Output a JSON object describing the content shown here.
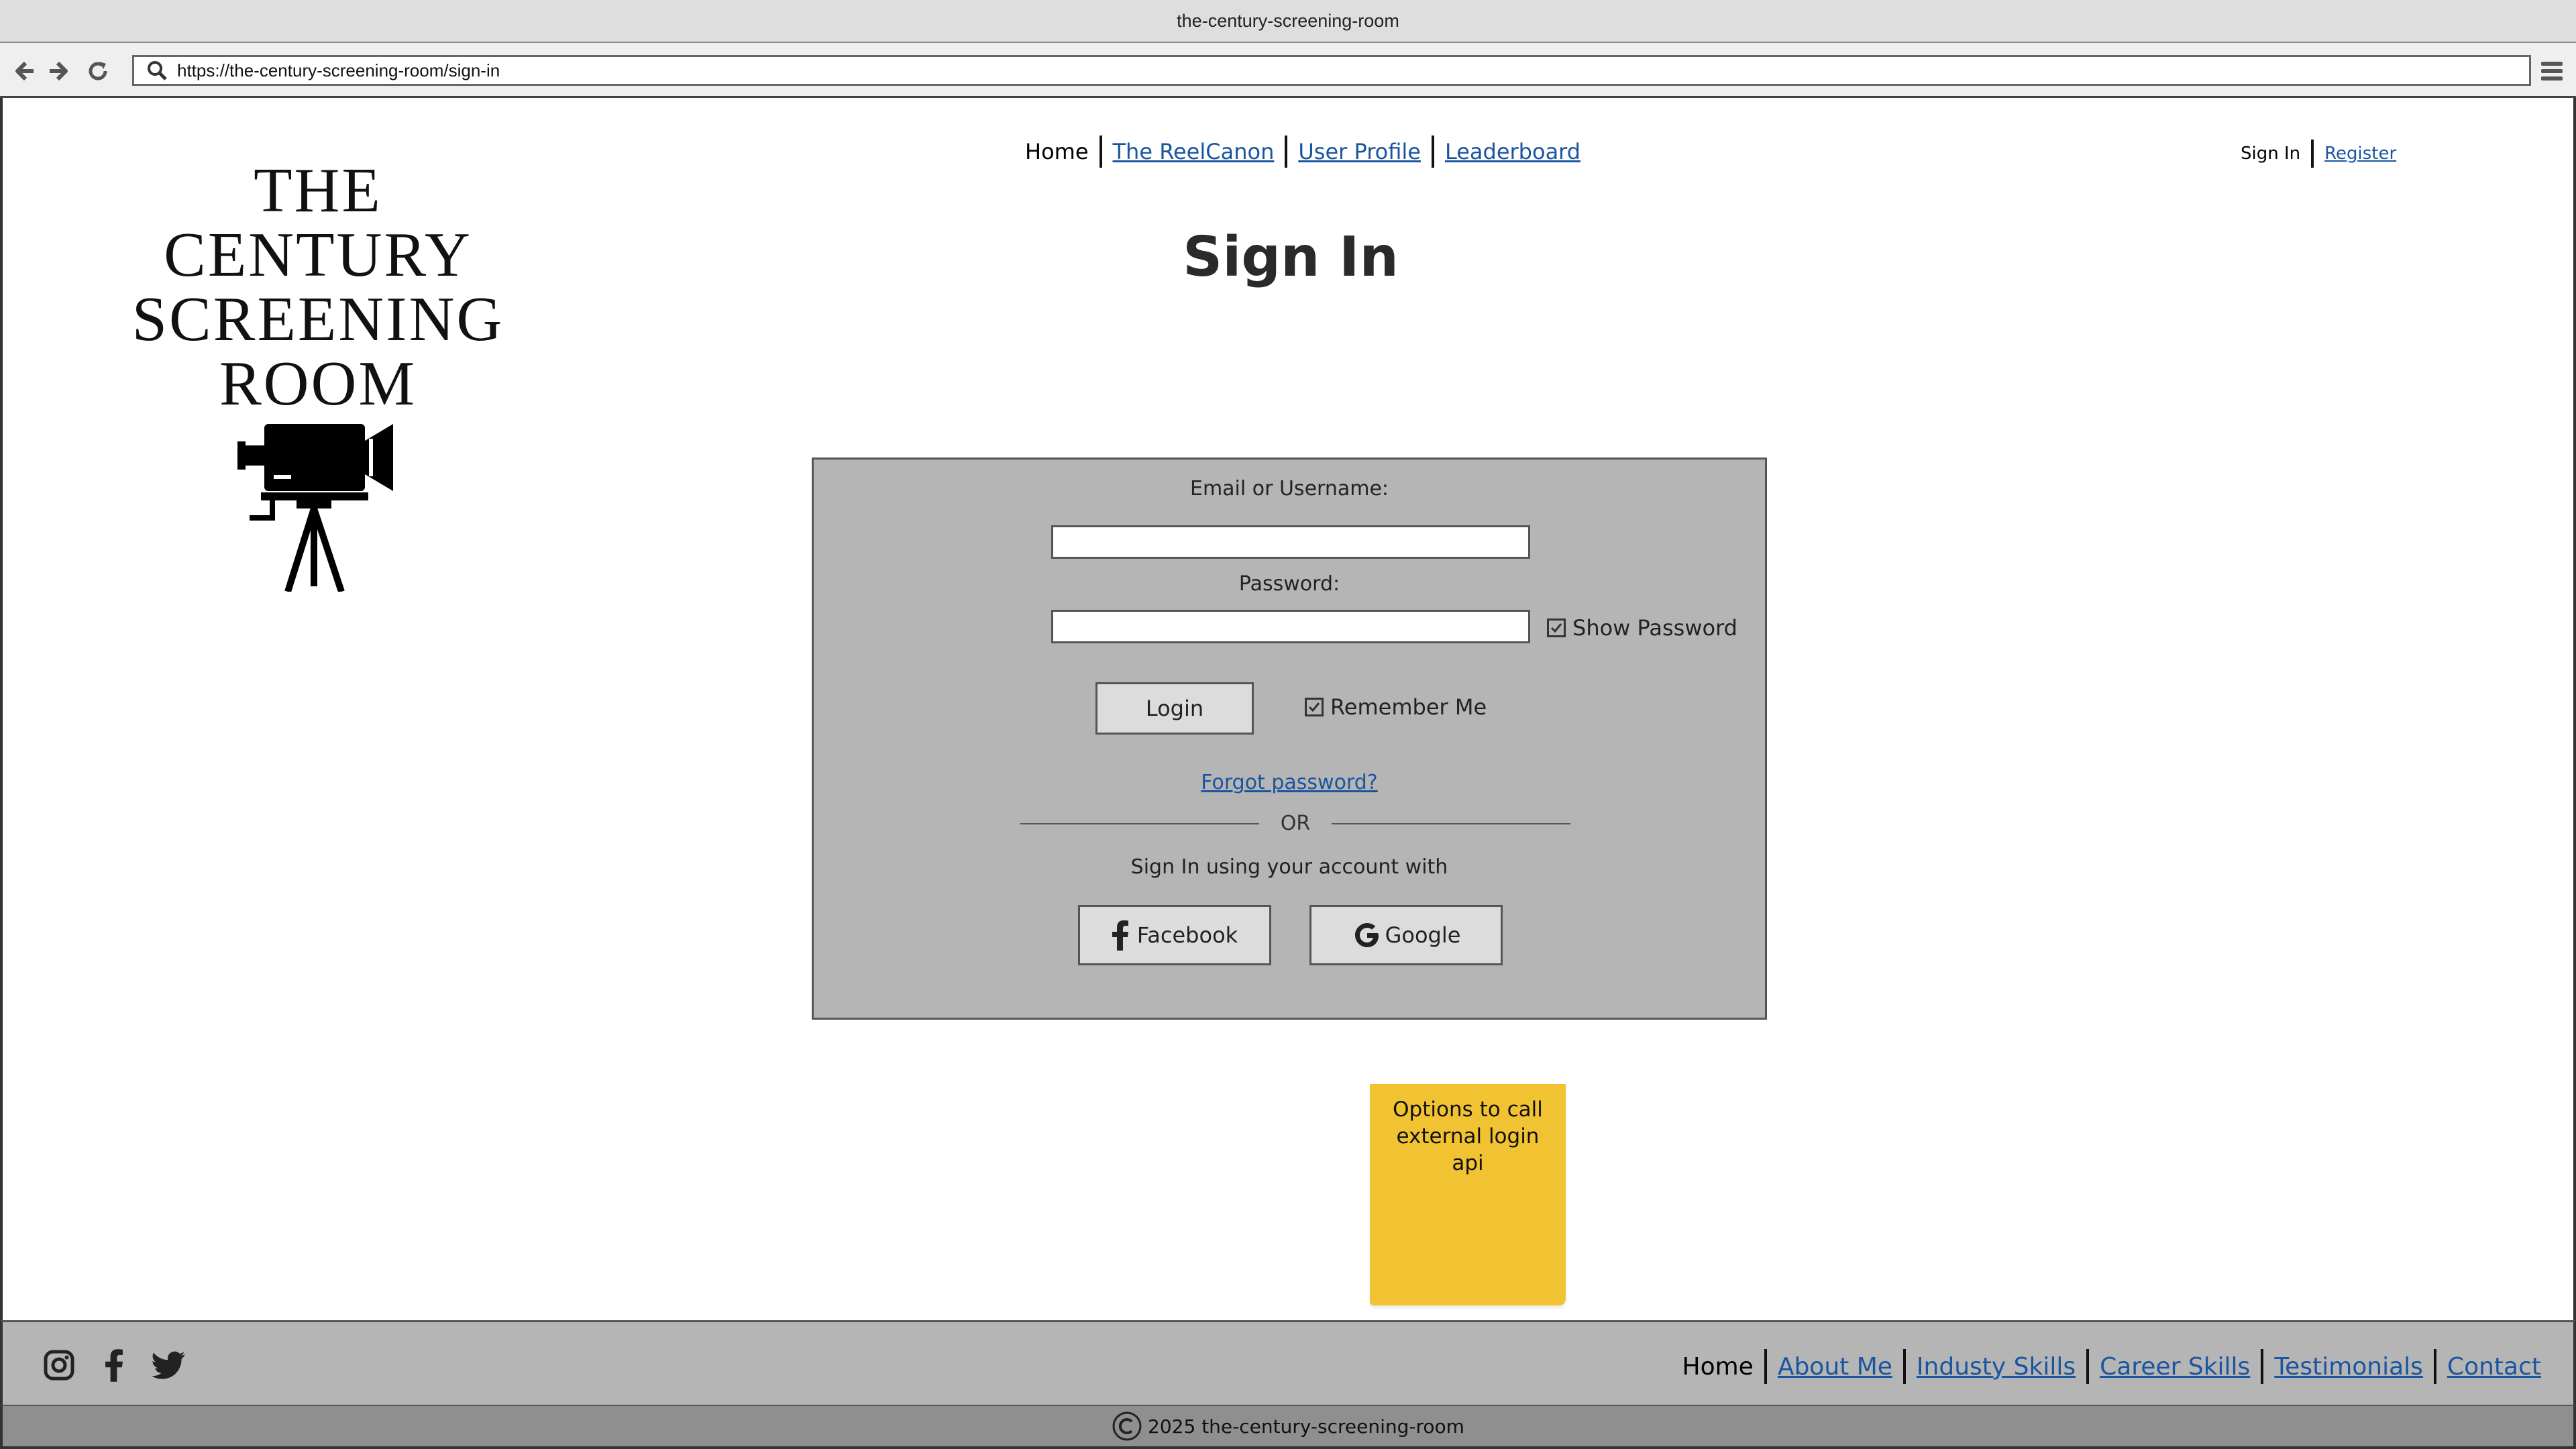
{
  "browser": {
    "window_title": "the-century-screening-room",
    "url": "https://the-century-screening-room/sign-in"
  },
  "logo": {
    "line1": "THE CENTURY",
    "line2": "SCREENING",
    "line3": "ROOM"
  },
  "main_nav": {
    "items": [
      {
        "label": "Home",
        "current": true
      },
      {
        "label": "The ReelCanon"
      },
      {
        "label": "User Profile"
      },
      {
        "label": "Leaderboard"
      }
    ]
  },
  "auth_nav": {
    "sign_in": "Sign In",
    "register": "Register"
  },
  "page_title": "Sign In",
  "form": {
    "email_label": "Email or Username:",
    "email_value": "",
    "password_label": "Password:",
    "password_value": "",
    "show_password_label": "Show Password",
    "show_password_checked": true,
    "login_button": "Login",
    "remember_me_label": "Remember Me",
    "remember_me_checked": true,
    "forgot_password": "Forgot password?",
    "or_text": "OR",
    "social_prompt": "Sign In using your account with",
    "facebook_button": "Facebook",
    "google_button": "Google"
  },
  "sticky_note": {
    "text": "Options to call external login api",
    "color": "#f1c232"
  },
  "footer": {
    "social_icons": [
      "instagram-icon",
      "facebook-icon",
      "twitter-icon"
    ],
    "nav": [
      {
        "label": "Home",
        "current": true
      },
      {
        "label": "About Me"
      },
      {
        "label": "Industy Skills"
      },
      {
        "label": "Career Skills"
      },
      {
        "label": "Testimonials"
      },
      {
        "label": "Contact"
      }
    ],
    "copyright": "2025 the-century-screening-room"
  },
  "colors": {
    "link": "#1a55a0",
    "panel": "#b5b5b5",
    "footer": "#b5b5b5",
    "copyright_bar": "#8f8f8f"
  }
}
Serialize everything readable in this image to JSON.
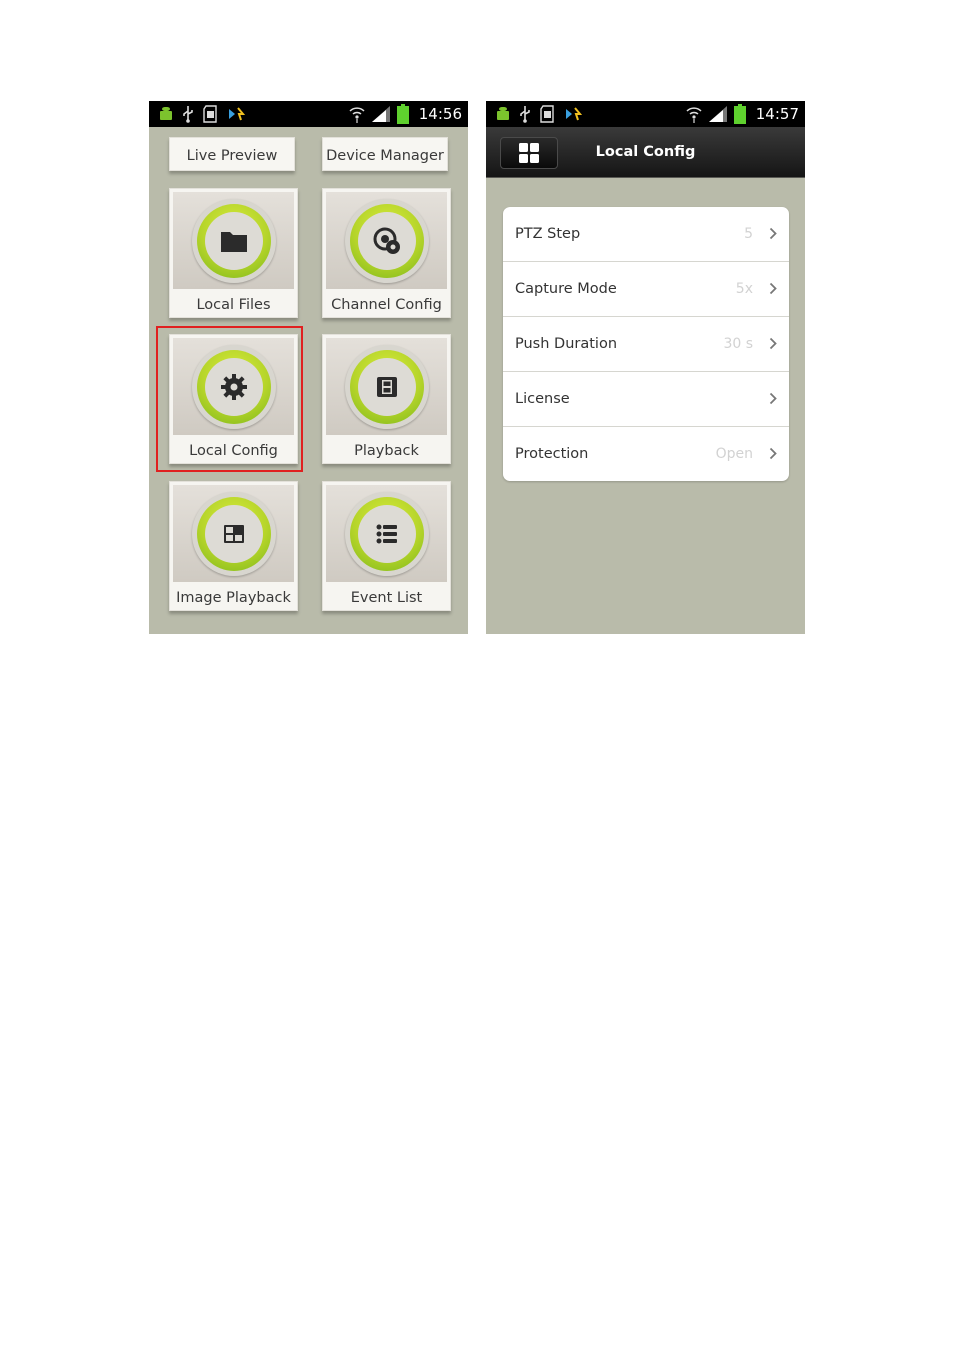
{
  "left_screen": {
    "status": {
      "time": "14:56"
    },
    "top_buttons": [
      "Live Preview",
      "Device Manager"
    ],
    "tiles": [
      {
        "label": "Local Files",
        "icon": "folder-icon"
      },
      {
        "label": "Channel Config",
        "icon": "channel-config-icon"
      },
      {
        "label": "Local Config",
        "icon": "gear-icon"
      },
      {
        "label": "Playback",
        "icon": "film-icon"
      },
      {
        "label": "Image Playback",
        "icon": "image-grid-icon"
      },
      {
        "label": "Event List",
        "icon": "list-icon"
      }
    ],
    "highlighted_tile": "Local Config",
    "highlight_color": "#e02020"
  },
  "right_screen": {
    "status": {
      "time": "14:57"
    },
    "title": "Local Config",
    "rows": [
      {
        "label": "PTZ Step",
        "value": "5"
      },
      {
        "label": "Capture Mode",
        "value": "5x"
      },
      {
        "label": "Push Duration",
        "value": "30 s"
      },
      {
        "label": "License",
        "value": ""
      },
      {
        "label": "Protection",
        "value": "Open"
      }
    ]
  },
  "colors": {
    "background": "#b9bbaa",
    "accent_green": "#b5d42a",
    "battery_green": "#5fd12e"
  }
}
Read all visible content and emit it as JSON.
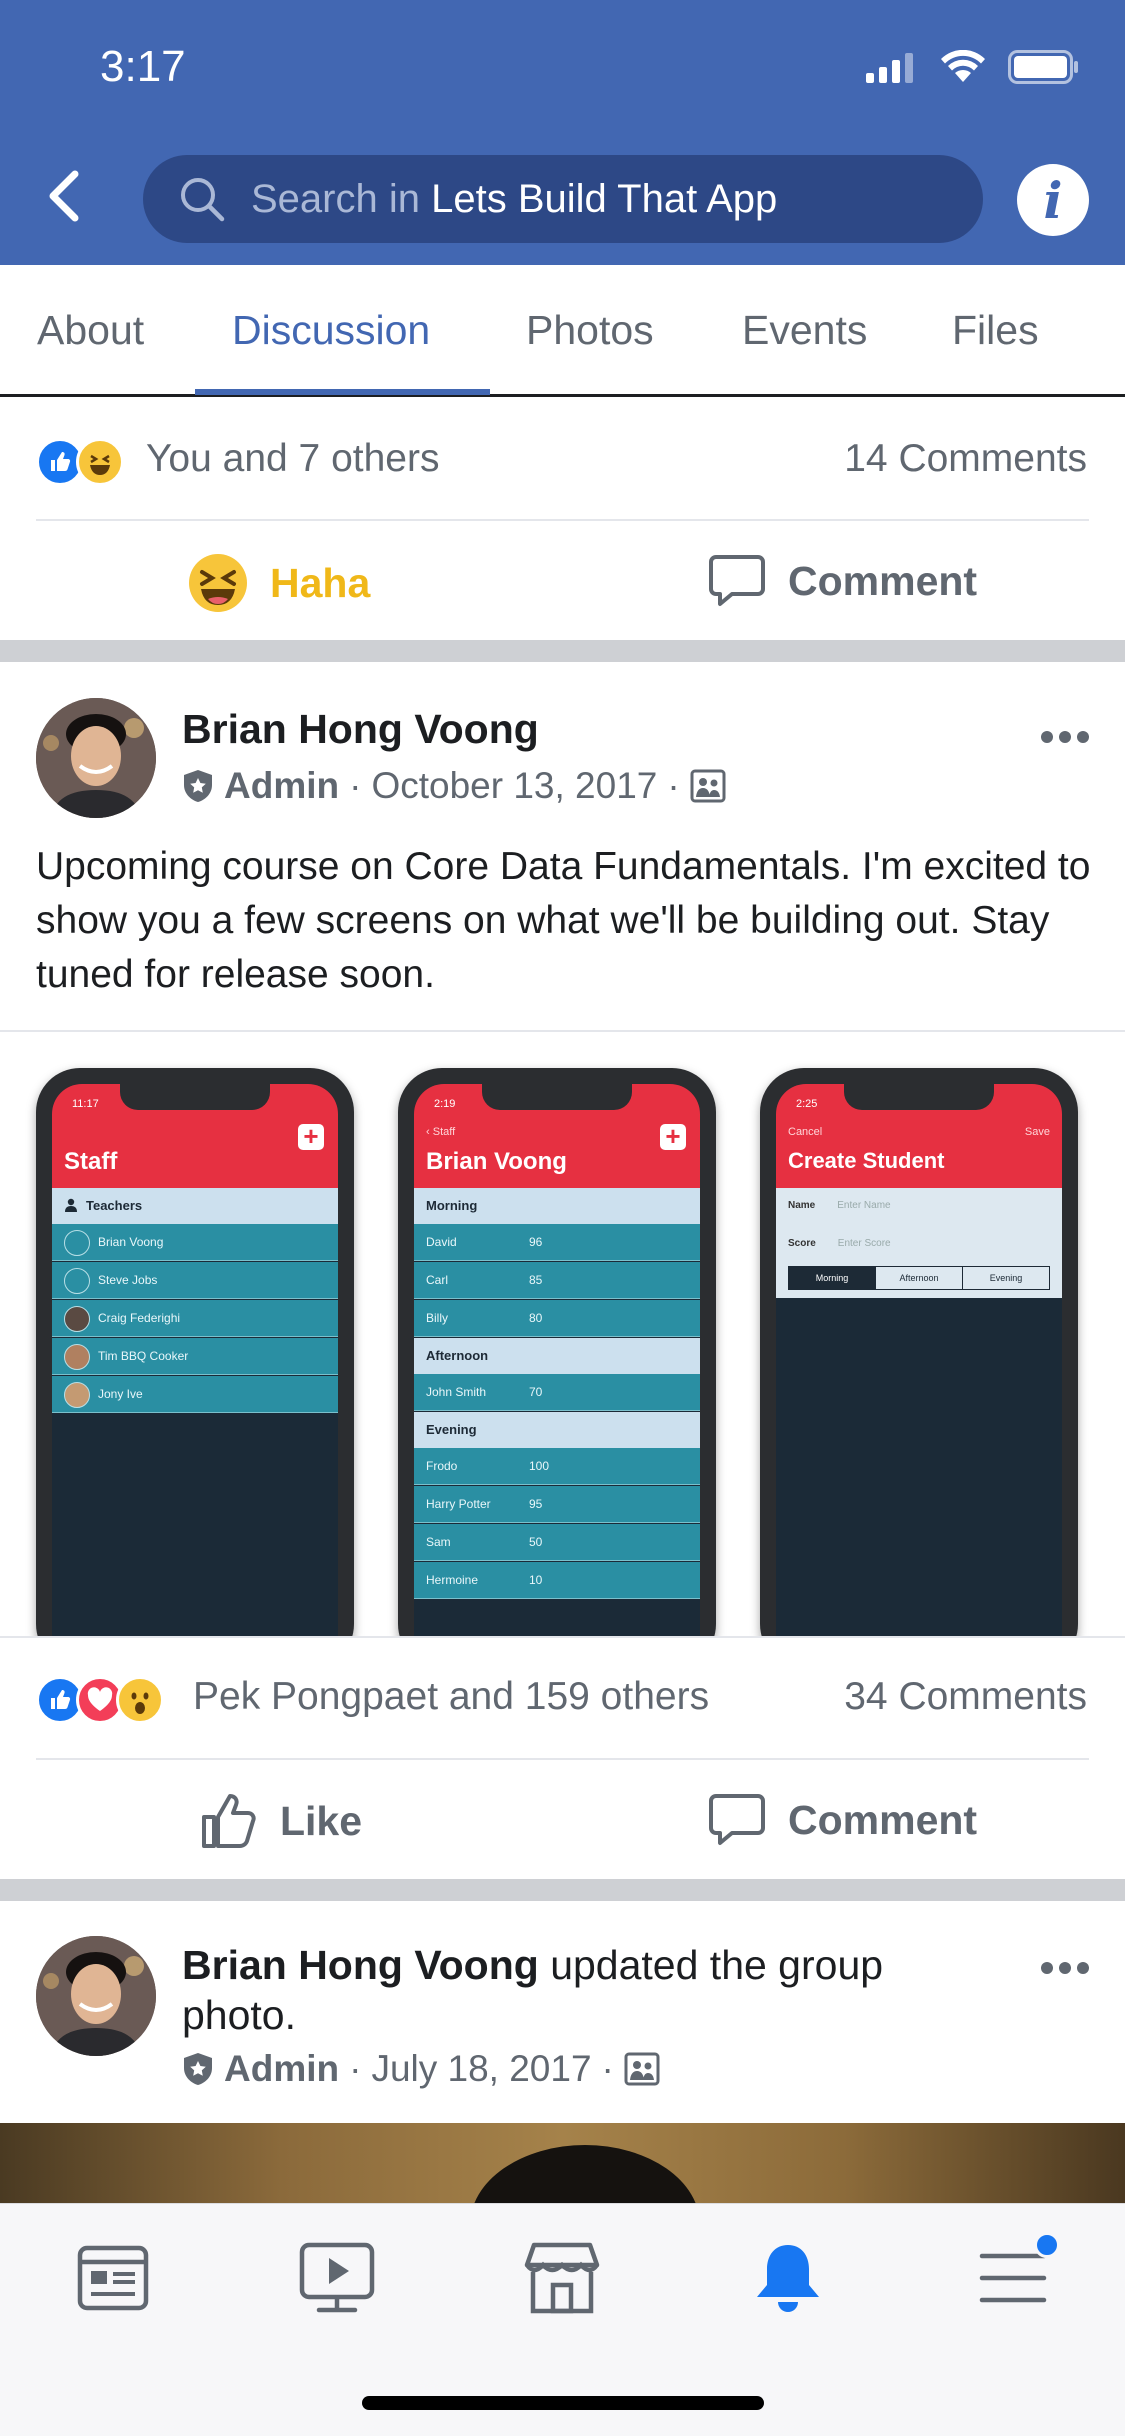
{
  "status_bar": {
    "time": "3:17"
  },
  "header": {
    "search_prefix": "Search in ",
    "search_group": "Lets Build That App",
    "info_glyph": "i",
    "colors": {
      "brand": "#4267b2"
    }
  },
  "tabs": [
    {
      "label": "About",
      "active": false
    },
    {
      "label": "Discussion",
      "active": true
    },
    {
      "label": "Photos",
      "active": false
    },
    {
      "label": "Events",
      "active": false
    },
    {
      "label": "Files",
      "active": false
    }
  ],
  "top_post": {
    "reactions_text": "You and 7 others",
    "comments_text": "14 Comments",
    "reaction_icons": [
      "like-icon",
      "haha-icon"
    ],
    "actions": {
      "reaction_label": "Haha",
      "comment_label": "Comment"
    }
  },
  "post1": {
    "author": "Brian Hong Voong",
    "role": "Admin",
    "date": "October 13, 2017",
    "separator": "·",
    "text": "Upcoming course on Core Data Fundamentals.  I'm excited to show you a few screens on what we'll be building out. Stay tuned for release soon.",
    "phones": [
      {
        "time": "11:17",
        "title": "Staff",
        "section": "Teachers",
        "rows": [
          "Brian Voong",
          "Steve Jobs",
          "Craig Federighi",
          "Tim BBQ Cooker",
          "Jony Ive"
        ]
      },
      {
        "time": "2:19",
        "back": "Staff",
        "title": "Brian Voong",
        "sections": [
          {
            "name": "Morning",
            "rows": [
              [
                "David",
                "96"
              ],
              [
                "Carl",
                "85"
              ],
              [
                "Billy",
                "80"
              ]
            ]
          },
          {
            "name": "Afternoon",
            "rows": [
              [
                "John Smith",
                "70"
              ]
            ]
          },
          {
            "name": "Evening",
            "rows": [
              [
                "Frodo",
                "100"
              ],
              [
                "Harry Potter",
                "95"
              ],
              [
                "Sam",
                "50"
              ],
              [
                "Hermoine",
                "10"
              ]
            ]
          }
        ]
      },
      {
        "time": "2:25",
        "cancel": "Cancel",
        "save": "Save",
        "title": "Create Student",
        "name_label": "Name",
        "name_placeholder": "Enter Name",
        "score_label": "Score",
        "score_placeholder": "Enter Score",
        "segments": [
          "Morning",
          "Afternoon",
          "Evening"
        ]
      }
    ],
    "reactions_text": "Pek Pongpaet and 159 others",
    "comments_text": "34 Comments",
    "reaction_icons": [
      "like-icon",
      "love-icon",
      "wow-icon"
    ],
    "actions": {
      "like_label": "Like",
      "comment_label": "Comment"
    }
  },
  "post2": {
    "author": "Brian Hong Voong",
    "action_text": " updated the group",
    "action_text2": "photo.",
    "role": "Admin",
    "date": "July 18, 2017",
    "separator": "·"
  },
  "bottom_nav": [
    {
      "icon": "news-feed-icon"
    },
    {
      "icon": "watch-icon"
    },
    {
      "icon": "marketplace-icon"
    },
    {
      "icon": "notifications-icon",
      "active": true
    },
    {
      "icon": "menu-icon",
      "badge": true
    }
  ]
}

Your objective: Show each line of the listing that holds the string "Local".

Answer area:
        "label": "Local Files",
        "label": "Local Config",
    "highlighted_tile": "Local Config",
    "title": "Local Config",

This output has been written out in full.